MR: That is so fascinating that it traces back even to some women who might be in their mid to late 30s or early 40s to begin noticing some of these cognitive changes.

Some of them are in public life. There have been a few examples of perimenopausal women. I would watch tv, and they would be talking. There would be halting in their sentences, and then what happens is they kind of fade away because they don’t want to embarrass themselves. But I can tell you that later on, it’ll come back. But there’s a phase that many women go through where they cannot finish the whole sentence without some pauses. Or there is a rapid succession of a few words, and then there’s a slow succession of a few words, and they’re embarrassed. But I promise most of the time, for most of the women, it will come back. It’s just because of the huge hormonal changes that we have to adapt to.

MR: Yes. Well, if I may ask one more question. We are quickly approaching the holiday season. We’re going to have many family get-togethers, opportunities to see loved ones. Are there any signs that adult Children might need to keep in mind when interacting with their parents? Perhaps they haven’t seen their parents in a year or more? As an adult, children are trying to ascertain where mom and dad are in their health journey? Any thoughts that they might want to tuck in the back of their minds as they are interacting.

JW: Yes. That’s very good, Michelle. I appreciate that question because it’s so critically important. The last thing we ever want to do is hurt our loved ones. And the last thing we ever want to do is stress our mom or dad or our older loved ones. What we want to do is be very gentle. I can tell you your mom or dad will be ready, and they’re going to be prepared to defend because they don’t want to acknowledge that you know they don’t remember or this or that. So, we have to be gentle and watch them and see what they do. If they repeat a whole lot, if they repeat a story several times, we have to note that. If they have some difficulty cooking the holiday food or have everything on the counter in the kitchen and somehow it doesn’t all get done, and we have to help, that’s a significant sign. It doesn’t mean that they’re going to go downhill from there.

There is a substantial number of people who have what we call mild cognitive impairment.  They do have some difficulty, but they’re not going to go on to continue to decline. They can stay there for quite some time. We want to help them the best we can. We want to be gentle. We want to look for those signs. But we don’t want to say things like, “Ma. You just told me that four times. You just asked me that question.” We are all guilty.
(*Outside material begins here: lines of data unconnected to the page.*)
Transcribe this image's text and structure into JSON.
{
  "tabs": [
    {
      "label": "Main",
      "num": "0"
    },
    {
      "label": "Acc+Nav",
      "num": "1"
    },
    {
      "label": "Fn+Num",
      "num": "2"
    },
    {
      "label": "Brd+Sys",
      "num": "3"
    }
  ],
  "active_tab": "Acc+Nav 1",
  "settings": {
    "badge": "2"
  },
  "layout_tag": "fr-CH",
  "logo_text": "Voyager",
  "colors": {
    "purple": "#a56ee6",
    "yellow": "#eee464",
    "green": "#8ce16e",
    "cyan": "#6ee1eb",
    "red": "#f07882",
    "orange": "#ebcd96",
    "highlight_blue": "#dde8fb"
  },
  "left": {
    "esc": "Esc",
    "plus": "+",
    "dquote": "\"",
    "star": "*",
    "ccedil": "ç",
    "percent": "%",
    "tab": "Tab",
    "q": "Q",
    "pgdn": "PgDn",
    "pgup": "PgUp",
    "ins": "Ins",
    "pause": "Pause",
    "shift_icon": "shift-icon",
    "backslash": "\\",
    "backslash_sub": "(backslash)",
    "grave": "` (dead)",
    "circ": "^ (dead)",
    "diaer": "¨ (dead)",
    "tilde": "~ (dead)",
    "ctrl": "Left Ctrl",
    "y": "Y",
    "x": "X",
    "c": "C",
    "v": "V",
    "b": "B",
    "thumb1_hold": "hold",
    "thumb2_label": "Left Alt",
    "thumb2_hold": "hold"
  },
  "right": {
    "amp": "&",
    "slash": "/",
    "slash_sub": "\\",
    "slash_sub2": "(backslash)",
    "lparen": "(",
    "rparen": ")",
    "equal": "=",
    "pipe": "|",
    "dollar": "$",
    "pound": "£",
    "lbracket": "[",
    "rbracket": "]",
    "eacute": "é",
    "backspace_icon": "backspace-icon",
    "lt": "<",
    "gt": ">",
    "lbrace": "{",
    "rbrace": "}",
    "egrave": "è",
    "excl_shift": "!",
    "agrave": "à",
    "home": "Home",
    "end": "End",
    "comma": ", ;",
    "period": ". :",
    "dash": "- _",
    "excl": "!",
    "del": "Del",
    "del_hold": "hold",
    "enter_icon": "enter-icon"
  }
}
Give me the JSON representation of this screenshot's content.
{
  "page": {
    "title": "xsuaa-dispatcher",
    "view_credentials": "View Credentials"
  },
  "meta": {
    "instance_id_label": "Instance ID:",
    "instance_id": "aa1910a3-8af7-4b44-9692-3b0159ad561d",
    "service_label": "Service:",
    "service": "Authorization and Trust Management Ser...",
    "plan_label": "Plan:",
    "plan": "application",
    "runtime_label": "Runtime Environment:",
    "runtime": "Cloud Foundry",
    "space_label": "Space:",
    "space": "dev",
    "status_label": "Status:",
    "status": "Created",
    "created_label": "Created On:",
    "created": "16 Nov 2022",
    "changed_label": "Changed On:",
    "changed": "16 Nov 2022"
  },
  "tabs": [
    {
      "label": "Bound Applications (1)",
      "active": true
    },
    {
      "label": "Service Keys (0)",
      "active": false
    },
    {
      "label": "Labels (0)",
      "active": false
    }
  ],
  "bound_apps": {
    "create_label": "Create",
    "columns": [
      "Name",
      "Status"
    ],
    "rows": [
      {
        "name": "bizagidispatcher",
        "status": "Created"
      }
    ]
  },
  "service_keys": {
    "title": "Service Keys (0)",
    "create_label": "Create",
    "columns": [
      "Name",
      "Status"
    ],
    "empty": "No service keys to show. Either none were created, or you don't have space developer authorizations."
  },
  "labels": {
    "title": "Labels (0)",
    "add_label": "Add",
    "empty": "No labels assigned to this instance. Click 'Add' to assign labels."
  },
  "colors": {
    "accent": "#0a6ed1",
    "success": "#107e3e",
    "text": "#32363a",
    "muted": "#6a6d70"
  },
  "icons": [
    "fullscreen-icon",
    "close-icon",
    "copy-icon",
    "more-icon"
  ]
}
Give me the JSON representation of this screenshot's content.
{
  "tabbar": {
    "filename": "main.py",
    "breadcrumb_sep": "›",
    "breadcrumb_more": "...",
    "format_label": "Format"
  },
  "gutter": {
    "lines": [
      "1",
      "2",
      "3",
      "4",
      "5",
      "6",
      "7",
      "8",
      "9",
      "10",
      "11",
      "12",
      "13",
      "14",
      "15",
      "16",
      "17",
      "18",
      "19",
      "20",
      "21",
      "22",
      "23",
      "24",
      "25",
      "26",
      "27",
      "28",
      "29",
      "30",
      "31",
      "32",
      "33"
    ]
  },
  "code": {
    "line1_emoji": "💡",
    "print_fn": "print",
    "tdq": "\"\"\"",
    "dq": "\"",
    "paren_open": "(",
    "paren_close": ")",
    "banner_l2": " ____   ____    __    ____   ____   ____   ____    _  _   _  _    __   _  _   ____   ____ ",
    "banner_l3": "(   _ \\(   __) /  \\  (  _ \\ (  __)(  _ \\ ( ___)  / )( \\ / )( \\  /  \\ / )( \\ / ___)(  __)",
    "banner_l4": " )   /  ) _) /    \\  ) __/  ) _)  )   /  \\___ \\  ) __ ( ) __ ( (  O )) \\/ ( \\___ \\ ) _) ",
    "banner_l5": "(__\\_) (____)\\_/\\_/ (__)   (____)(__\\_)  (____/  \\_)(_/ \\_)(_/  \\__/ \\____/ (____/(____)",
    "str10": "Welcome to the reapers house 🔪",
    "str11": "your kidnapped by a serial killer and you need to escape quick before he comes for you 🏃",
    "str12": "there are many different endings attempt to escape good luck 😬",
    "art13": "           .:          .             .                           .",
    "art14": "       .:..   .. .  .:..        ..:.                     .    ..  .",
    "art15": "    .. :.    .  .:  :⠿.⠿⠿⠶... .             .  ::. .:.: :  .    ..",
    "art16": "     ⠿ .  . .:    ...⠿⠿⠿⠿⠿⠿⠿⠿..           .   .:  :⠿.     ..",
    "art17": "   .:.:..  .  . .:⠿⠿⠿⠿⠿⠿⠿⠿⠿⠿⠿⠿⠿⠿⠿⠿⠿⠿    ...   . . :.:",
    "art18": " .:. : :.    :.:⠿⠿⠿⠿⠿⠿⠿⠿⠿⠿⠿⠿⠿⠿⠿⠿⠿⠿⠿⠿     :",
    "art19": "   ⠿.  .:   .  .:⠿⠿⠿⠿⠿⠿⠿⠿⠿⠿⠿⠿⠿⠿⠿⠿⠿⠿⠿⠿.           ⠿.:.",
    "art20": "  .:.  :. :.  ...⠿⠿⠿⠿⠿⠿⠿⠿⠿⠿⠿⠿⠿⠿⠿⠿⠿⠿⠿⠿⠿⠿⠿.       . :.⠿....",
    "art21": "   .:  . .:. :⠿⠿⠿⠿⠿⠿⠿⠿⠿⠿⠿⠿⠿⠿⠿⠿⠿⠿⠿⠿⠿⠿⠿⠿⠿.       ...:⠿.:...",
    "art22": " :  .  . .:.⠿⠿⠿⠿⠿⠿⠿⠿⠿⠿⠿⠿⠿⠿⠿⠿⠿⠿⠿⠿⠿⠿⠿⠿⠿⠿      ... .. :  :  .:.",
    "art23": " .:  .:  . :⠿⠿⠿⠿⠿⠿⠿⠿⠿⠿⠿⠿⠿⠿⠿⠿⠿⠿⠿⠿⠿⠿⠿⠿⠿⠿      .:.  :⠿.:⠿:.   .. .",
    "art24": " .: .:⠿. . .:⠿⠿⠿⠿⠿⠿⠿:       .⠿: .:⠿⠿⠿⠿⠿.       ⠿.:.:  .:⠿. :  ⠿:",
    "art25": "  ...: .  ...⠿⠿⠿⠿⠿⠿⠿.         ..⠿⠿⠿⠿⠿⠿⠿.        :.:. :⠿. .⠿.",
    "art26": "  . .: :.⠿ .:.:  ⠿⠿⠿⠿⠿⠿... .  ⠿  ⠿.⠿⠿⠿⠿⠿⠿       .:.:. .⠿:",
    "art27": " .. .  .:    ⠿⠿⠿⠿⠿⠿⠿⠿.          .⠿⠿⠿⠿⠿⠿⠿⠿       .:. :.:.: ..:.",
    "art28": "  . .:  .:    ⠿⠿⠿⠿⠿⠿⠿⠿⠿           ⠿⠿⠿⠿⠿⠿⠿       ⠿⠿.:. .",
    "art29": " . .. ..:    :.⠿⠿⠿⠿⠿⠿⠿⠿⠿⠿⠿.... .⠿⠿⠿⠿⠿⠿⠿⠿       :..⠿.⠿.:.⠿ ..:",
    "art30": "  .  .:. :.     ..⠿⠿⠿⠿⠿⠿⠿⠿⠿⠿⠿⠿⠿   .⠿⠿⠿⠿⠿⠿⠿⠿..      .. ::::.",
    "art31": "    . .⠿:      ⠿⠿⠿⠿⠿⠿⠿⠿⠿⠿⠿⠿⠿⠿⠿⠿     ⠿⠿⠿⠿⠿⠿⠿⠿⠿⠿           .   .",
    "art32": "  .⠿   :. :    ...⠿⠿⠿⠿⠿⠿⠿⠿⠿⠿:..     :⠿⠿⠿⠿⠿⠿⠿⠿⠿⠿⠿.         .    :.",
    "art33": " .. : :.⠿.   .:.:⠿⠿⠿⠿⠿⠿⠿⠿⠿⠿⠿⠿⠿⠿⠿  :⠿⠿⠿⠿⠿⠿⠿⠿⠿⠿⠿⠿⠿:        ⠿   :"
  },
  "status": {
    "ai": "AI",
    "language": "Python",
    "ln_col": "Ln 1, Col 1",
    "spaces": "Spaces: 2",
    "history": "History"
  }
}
I feel bad. The last thing we want to do is to make them feel bad. One thing to do if you already have a hint is just to be gentle. The important thing is to be with them where they are. In other words, it’s not fair to bring somebody who can’t remember and who can’t adapt today to make them try to come into our current situation. Things are changing so rapidly, and it’s easier if we go to them. There is nothing wrong with listening to the songs that they love and watching the programs they love. What’s wrong with that? Nothing. Okay. And that’s what we want to do. We want to be gentle. We want to be aware that mom or dad or uncle or aunt or anybody can show signs. Just be gentle and don’t rub it in.

The first time I visited my son, I was trying to pour some milk from a one-gallon jug, I didn’t aim it quite right. I spilled the milk a little bit on the table. He said, “Ma, I’m going to have to look for your nursing home now.” He was kidding. He’s a physician. But you’re part of it. Yes, you can joke, but don’t joke too much, especially if you notice that they are having difficulty. If they forget to put in the lettuce as part of the dish or make the whole salad, but something is missing, we take note. Don’t harp on it. Just keep going because it is okay.

MR: Excellent advice, Doctor Wei. Thank you so much for your thoughtful words and guidance as we navigate growing older.

JW: Yes, all of us, if we’re lucky.